- EXTENSIVE FAT NECROSIS.
- NO EVIDENCE OF MALIGNANCY.

Micro

The sections show fibroadipose tissue with abundant foamy histiocytes and necrotic adipocytes. Scattered chronic inflammatory cells, including plasma cells eosinophils and lymphocytes, are present. Focally hemosiderin-laden macrophages are identified. Multi-nucleated giant cells are seen. No definite epithelium is identified.

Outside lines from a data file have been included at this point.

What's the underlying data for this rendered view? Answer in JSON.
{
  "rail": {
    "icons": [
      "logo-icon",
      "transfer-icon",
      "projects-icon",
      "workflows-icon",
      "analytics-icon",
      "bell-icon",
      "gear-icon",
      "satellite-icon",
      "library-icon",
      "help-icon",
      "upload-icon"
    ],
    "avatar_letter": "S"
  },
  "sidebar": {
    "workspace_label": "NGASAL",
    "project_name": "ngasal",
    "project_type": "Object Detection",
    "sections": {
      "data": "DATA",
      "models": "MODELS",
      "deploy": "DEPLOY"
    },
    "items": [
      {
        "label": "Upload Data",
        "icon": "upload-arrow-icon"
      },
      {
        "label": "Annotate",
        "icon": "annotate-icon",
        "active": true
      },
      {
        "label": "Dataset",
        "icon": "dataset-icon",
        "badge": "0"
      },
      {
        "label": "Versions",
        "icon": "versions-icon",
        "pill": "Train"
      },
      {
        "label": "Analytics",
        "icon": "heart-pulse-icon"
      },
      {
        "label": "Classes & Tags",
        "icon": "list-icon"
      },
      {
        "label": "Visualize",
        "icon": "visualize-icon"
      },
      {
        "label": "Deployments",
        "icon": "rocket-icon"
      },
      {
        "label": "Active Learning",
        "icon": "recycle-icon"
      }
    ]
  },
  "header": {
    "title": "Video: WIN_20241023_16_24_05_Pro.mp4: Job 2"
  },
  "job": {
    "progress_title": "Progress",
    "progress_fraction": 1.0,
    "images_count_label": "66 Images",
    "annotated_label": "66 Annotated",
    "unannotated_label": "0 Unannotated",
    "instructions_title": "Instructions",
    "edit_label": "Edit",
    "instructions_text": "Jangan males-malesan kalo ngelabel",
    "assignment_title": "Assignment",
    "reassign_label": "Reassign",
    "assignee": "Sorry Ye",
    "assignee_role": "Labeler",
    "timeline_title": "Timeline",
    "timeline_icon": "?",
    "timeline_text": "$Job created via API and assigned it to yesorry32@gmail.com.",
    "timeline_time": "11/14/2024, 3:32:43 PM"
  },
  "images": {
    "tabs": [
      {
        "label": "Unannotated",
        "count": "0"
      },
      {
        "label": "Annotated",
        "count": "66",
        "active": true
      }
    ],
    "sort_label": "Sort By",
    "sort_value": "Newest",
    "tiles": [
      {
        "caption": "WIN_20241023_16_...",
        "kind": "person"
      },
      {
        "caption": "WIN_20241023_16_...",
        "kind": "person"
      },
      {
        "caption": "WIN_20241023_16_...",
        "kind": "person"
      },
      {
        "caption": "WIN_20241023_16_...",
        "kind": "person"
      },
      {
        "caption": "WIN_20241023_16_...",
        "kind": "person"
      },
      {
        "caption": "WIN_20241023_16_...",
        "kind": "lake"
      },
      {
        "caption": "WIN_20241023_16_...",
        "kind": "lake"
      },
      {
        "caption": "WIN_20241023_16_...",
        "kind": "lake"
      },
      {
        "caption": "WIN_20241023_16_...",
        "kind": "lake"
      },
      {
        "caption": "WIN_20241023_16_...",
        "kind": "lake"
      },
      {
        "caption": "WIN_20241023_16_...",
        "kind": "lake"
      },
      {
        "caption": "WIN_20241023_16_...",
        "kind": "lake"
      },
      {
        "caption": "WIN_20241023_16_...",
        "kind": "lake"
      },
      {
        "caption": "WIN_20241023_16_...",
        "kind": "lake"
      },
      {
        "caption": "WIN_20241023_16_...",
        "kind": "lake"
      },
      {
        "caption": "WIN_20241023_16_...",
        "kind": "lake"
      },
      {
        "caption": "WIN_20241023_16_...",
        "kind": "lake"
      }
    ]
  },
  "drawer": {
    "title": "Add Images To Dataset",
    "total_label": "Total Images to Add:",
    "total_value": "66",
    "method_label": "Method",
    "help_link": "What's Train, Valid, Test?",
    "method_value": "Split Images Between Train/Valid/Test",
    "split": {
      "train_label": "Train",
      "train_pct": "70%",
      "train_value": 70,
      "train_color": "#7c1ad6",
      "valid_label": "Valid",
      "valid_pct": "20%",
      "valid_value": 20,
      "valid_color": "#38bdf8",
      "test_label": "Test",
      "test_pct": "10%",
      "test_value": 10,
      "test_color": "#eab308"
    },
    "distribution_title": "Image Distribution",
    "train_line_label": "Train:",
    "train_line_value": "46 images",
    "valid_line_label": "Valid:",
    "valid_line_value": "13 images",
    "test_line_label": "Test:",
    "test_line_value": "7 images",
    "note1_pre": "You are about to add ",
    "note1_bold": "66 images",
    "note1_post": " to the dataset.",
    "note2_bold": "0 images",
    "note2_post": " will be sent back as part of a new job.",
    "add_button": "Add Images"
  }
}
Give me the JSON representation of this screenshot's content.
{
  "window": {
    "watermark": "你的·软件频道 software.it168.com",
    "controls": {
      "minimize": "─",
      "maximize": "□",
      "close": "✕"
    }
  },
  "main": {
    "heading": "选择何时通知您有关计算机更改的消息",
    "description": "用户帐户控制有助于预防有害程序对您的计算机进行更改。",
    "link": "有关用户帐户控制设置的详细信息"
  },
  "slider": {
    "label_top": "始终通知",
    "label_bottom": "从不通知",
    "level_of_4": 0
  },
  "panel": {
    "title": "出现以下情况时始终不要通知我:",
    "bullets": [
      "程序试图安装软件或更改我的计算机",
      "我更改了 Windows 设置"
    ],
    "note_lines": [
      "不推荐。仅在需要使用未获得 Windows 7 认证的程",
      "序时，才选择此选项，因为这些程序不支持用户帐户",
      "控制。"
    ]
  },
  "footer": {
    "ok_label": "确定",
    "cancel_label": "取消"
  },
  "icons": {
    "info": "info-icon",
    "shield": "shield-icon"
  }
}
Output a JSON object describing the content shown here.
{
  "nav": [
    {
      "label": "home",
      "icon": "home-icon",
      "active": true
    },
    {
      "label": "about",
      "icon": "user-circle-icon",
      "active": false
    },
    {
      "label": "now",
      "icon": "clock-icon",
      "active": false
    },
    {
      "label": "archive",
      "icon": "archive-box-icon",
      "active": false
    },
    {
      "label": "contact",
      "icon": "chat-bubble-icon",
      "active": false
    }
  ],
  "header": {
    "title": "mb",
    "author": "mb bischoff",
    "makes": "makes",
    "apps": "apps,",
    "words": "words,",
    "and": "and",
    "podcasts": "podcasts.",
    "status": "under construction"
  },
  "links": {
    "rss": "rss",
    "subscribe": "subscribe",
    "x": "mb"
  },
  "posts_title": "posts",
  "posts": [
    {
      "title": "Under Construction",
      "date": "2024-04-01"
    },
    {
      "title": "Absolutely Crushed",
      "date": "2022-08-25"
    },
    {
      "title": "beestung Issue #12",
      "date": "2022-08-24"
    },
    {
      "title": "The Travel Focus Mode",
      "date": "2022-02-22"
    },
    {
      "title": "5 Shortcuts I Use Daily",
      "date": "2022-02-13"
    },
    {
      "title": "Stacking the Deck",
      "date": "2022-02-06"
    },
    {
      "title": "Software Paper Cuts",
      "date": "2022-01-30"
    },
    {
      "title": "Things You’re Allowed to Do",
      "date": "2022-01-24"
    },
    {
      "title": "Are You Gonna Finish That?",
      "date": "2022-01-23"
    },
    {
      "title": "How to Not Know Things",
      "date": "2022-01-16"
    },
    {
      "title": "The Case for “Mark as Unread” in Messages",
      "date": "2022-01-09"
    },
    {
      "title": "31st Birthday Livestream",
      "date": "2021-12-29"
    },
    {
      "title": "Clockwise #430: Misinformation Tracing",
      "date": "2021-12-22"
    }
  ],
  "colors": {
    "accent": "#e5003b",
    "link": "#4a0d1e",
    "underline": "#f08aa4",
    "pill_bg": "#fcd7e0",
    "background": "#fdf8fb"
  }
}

Some reactive fibroblasts are present. No significant nuclear atypia is identified.

See also

References

  1. Cotran, Ramzi S.; Kumar, Vinay; Fausto, Nelson; Nelso Fausto; Robbins, Stanley L.; Abbas, Abul K. (2005). Robbins and Cotran pathologic basis of disease (7th ed.). St. Louis, Mo: Elsevier Saunders. pp. 21-22. ISBN 0-7216-0187-1.
  2. 2.0 2.1 Mitchell, Richard; Kumar, Vinay; Fausto, Nelson; Abbas, Abul K.; Aster, Jon (2011). Pocket Companion to Robbins & Cotran Pathologic Basis of Disease (8th ed.). Elsevier Saunders. pp. 6. ISBN 978-1416054542.
  3. Mitchell, Richard; Kumar, Vinay; Fausto, Nelson; Abbas, Abul K.; Aster, Jon (2011). Pocket Companion to Robbins & Cotran Pathologic Basis of Disease (8th ed.). Elsevier Saunders. pp. 4. ISBN 978-1416054542.
  4. URL: http://moon.ouhsc.edu/kfung/jty1/Com08/Com801-1-Diss.htm. Accessed on: 3 November 2010.